    In January 1985, four hundred influential Dallasites gathered by invitation only to celebrate the opening of Infomart, a $97 million experiment in high-technology marketing. Following hors d’oeuvres of seasoned salmon in a brioche shell, caviar-topped potato slices, and mini leek and herb quiches, guests enjoyed a chilled chanterelle terrine with squid and pheasant mousse in a walnut and chives vinaigrette. The second course ushered in cream of artichoke hearts and lobster soup, followed by a palate-cleansing grapefruit sorbet. The veal entrée was followed by a winter salad of watercress, Belgian endive, and tomatoes, flavored with a simple vinaigrette of olive...

  7. 2 A Company of One
    (pp. 32-61)

    Enrique Vivar knew his chances of being let go in the company’s next round of layoffs were high. The projects he had been working on of late were, in his own words, “not horribly essential” to his team’s bottom line. Still, said Enrique, a midlevel engineer and project manager, he continued to work hard, staying late and taking on additional responsibilities when asked. He averaged about fifty hours a week in the office, in addition to pursuing his Executive MBA on nights and weekends. He considered this a respectable work week, but knew his manager disagreed:

    [My manager] said, “You...

  8. 3 The Hardest Job You’ll Ever Have
    (pp. 62-78)

    Keith Hartmann, forty-four, specializes in helping U.S. technology companies expand into the Japanese market, and he believes he was born to do the work he does.

    You know, my whole purpose in life is to work between the United States and Japan. . . . I’m half Japanese, and growing up, my father was in the military and my parents did not understand each other very well. My father did not understand Japan. He was with the generation of Americans that thought that Japan was a third-world country, so Japan was never talked about in positive terms. There were a...

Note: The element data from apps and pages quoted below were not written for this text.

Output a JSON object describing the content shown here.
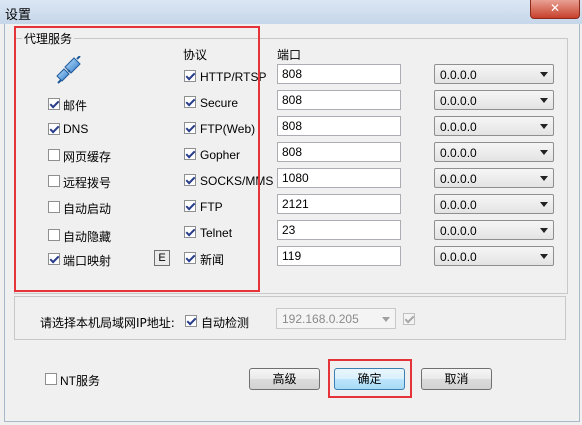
{
  "window": {
    "title": "设置",
    "close_glyph": "✕"
  },
  "proxy_group": {
    "caption": "代理服务",
    "protocol_header": "协议",
    "port_header": "端口",
    "options": [
      {
        "label": "邮件",
        "checked": true
      },
      {
        "label": "DNS",
        "checked": true
      },
      {
        "label": "网页缓存",
        "checked": false
      },
      {
        "label": "远程拨号",
        "checked": false
      },
      {
        "label": "自动启动",
        "checked": false
      },
      {
        "label": "自动隐藏",
        "checked": false
      },
      {
        "label": "端口映射",
        "checked": true
      }
    ],
    "port_map_button": "E",
    "protocols": [
      {
        "label": "HTTP/RTSP",
        "checked": true,
        "port": "808",
        "bind": "0.0.0.0"
      },
      {
        "label": "Secure",
        "checked": true,
        "port": "808",
        "bind": "0.0.0.0"
      },
      {
        "label": "FTP(Web)",
        "checked": true,
        "port": "808",
        "bind": "0.0.0.0"
      },
      {
        "label": "Gopher",
        "checked": true,
        "port": "808",
        "bind": "0.0.0.0"
      },
      {
        "label": "SOCKS/MMS",
        "checked": true,
        "port": "1080",
        "bind": "0.0.0.0"
      },
      {
        "label": "FTP",
        "checked": true,
        "port": "2121",
        "bind": "0.0.0.0"
      },
      {
        "label": "Telnet",
        "checked": true,
        "port": "23",
        "bind": "0.0.0.0"
      },
      {
        "label": "新闻",
        "checked": true,
        "port": "119",
        "bind": "0.0.0.0"
      }
    ]
  },
  "lan_ip": {
    "label": "请选择本机局域网IP地址:",
    "auto_detect_label": "自动检测",
    "auto_detect_checked": true,
    "ip_value": "192.168.0.205",
    "extra_checked": true
  },
  "footer": {
    "nt_service_label": "NT服务",
    "nt_service_checked": false,
    "advanced_label": "高级",
    "ok_label": "确定",
    "cancel_label": "取消"
  },
  "colors": {
    "highlight": "#e5333a",
    "check": "#2a3f8c"
  }
}
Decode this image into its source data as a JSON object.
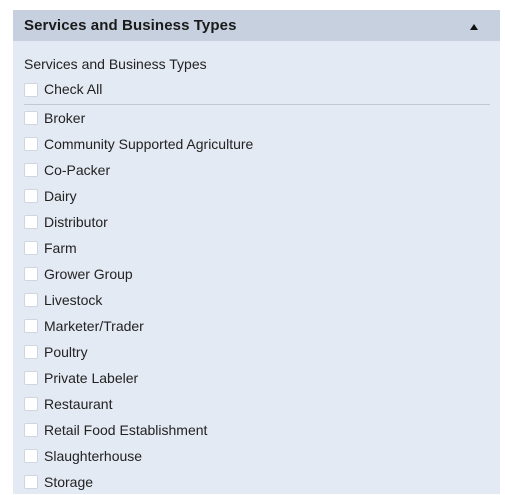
{
  "panel": {
    "title": "Services and Business Types",
    "section_label": "Services and Business Types",
    "check_all_label": "Check All",
    "items": [
      {
        "label": "Broker"
      },
      {
        "label": "Community Supported Agriculture"
      },
      {
        "label": "Co-Packer"
      },
      {
        "label": "Dairy"
      },
      {
        "label": "Distributor"
      },
      {
        "label": "Farm"
      },
      {
        "label": "Grower Group"
      },
      {
        "label": "Livestock"
      },
      {
        "label": "Marketer/Trader"
      },
      {
        "label": "Poultry"
      },
      {
        "label": "Private Labeler"
      },
      {
        "label": "Restaurant"
      },
      {
        "label": "Retail Food Establishment"
      },
      {
        "label": "Slaughterhouse"
      },
      {
        "label": "Storage"
      }
    ]
  },
  "icons": {
    "toggle": "caret-up-icon"
  },
  "colors": {
    "header_bg": "#c6d0de",
    "panel_bg": "#e4eaf3",
    "checkbox_bg": "#ffffff",
    "text": "#222222"
  }
}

  9. 4 Rituals of Unemployment
    (pp. 79-102)

    Tech workers often described their evolving approach to job searching as a progression out of the darkness and into the light. After months holed up at home, searching online all hours of the day and night, rarely venturing away from the muted glow of the computer screen, most job seekers made a conscious decision to try something else. At the urging of friends, colleagues, and job search professionals, they stopped web surfing and started networking, moving out of the house and into the light of day.

    The term networking encompasses a wide range of activities. The first, in the more...

  10. 5 Man Enough to Let My Wife Support Me
    (pp. 103-130)

    In discussing the challenges job seekers face, I have thus far focused primarily on emotional and professional hardships, but jobless tech workers also face very real material challenges.¹ Few of the job seekers I met were in danger of losing their homes or being unable to feed or clothe their families, but most had to dramatically alter their former lifestyle. Enrique Vivar and his wife, Anna, for instance, starting scaling back the day he lost his job.

    The day that I was laid off I was like, okay, what can I cut? What costs can I chop? And it was...

  11. Epilogue
    (pp. 131-164)

    By the spring of 2010, unemployment was everywhere. More than fifteen million Americans were actively looking for work, and the national unemployment rate hovered just below 10 percent; Up in the Air, a movie featuring cameo performances by actual jobless Americans, had been nominated for Best Picture; a bevy of new books about happiness were citing the finding that job loss has a more significant and prolonged negative effect on happiness than even divorce or the death of a loved one.¹ Occasional suggestions that recovery lay just around the corner were tempered by comments such as those of one economist,...

  12. Notes
    (pp. 165-174)
  13. Bibliography
    (pp. 175-188)
  14. Index
    (pp. 189-194)